Young guns Tass Mourdoukoutas and Keanu Baccus believe their “amazing experience” helping the Australian under 23s qualify for the Tokyo Olympics later this year can play a part in the Wanderers bid to turn around their Hyundai A-League season.
Young guns Tass Mourdoukoutas and Keanu Baccus believe their “amazing experience” helping the Australian Under 23s qualify for the Tokyo Olympics later this year can play a part in the Wanderers bid to turn around their Hyundai A-League season.
Mourdoukoutas and Baccus played pivotal roles as the Olyroos qualified for the Olympics for the first time in 12 years with a 1-0 win over Uzbekistan in the AFC Under 23s championship in Thailand last week.
Despite the grueling schedule and tough conditions, the duo figured in most of the games in the tournament with coach Graham Arnold showing great faith in their ability to contribute to the success of the team.
Baccus praised the camaraderie in the squad, revealing they were a close-knit unit that was devoid of egos and negativity.
“Everyone was there determined to achieve good things.
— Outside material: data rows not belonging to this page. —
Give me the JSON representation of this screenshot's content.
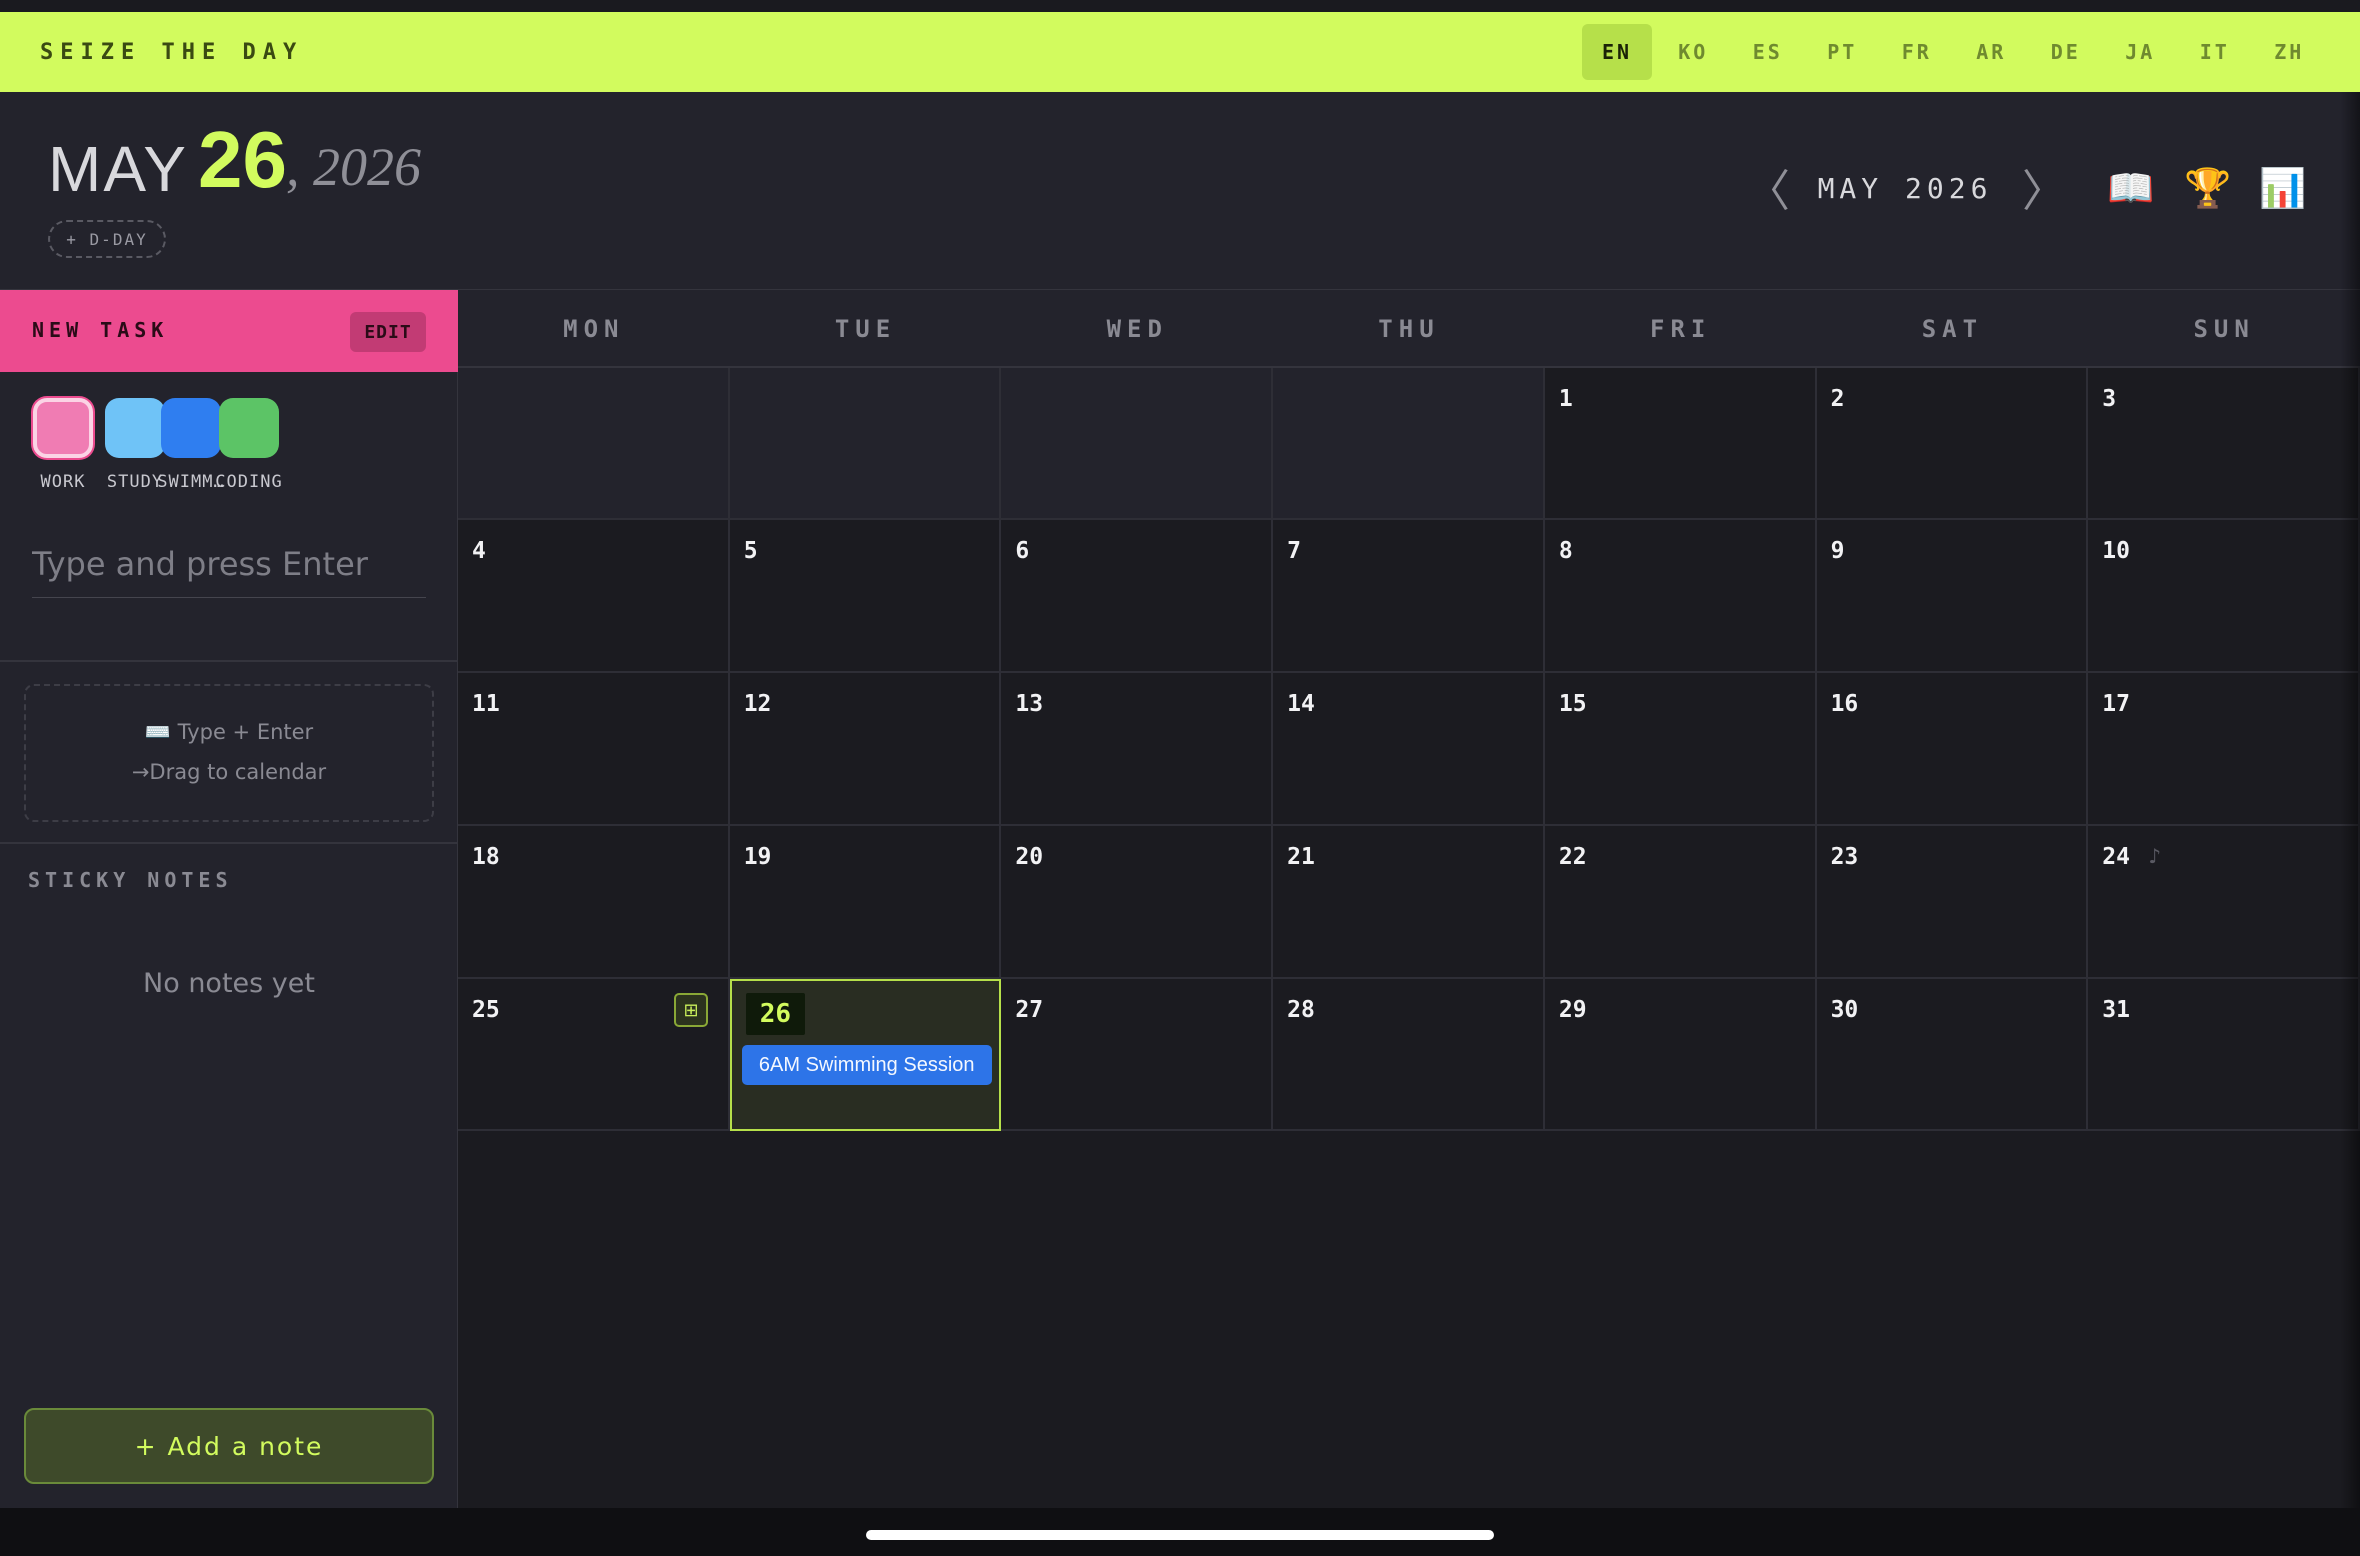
{
  "app": {
    "brand": "SEIZE THE DAY"
  },
  "languages": [
    "EN",
    "KO",
    "ES",
    "PT",
    "FR",
    "AR",
    "DE",
    "JA",
    "IT",
    "ZH"
  ],
  "active_language": "EN",
  "header": {
    "month": "MAY",
    "day": "26",
    "year": ", 2026",
    "dday_label": "+ D-DAY",
    "prev_icon": "chevron-left-icon",
    "next_icon": "chevron-right-icon",
    "month_label": "MAY 2026",
    "prev_glyph": "〈",
    "next_glyph": "〉",
    "icons": {
      "book": "📖",
      "trophy": "🏆",
      "chart": "📊"
    }
  },
  "sidebar": {
    "new_task_label": "NEW TASK",
    "edit_label": "EDIT",
    "categories": [
      {
        "label": "WORK",
        "color": "#f07cb3",
        "selected": true
      },
      {
        "label": "STUDY",
        "color": "#6fc3f7"
      },
      {
        "label": "SWIMM…",
        "color": "#2f7ef0"
      },
      {
        "label": "CODING",
        "color": "#5cc466"
      }
    ],
    "task_input": {
      "placeholder": "Type and press Enter",
      "value": ""
    },
    "hints": {
      "line1": "⌨️ Type + Enter",
      "line2": "→Drag to calendar"
    },
    "sticky_notes_title": "STICKY NOTES",
    "no_notes_text": "No notes yet",
    "add_note_label": "+ Add a note"
  },
  "calendar": {
    "weekdays": [
      "MON",
      "TUE",
      "WED",
      "THU",
      "FRI",
      "SAT",
      "SUN"
    ],
    "weeks": [
      [
        "",
        "",
        "",
        "",
        "1",
        "2",
        "3"
      ],
      [
        "4",
        "5",
        "6",
        "7",
        "8",
        "9",
        "10"
      ],
      [
        "11",
        "12",
        "13",
        "14",
        "15",
        "16",
        "17"
      ],
      [
        "18",
        "19",
        "20",
        "21",
        "22",
        "23",
        "24"
      ],
      [
        "25",
        "26",
        "27",
        "28",
        "29",
        "30",
        "31"
      ]
    ],
    "today": "26",
    "note_day": "25",
    "note_icon_glyph": "⊞",
    "music_day": "24",
    "music_glyph": "♪",
    "events": [
      {
        "day": "26",
        "label": "6AM Swimming Session",
        "color": "#2d74e8"
      }
    ]
  }
}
It was a great group of boys that was aiming for the same target,” said Baccus.
“Hopefully, we can bring that sort of similar culture back and show what the Wanderers are really made of.”
Mourdoukoutas echoed those sentiments.
“For sure there we no big egos and it is a big reason why teams are successful in general, but especially this team,” the defender said.
“If there were boys not willing to give 100 percent on any given day then we may have lost a game and not gone through.
“It was a long tournament and not easy to keep your mind focussed every day so you needed the support and the group around you.”
The Olyroos qualified from their group for the knock out stage, going on to beat Syria in a quarter-final before losing 2-0 to a red hot South Korea in a semi-final.
However, the Australians still had another chance to qualify for Tokyo. It meant they had to beat Uzbekistan in the playoff for third and fourth spot.
Nick D’Agostino’s second half goal was enough to do the job. As the full-time whistle blew, it was something Mourdoukoutas and Baccus will never forget.
“The emotion just took over and once we made the quarter-finals we knew it was well and truly on,” said Mourdoukoutas.
“We had a good test against Syria and got past them.
“Then we knew we had two shots. We knew Korea was a strong side and massive credit to them. They played well and deservedly won the tournament.
“But, at the end of the day, we gave ourselves the best chance with the two games. We just had to beat Uzbekistan and when that final whistle blew it was unbelievable. Emotion took over.
“Just to know everyone back home, family, friends, relatives, the Wanderers, the fans were all proud of us was just something very special.”
Baccus described the feeling as “one of the best of my career”.
Baccus and Mourdoukoutas had slow starts to the tournament but both agreed they grew into it.
“For me, it was tough at the start,” admitted Baccus.
“It was really muggy and humid. The sun is not as harsh as it is here, but I was struggling to get going.
“But, for sure I grew into the tournament. I got rested for the second game but then I kicked on and got going.”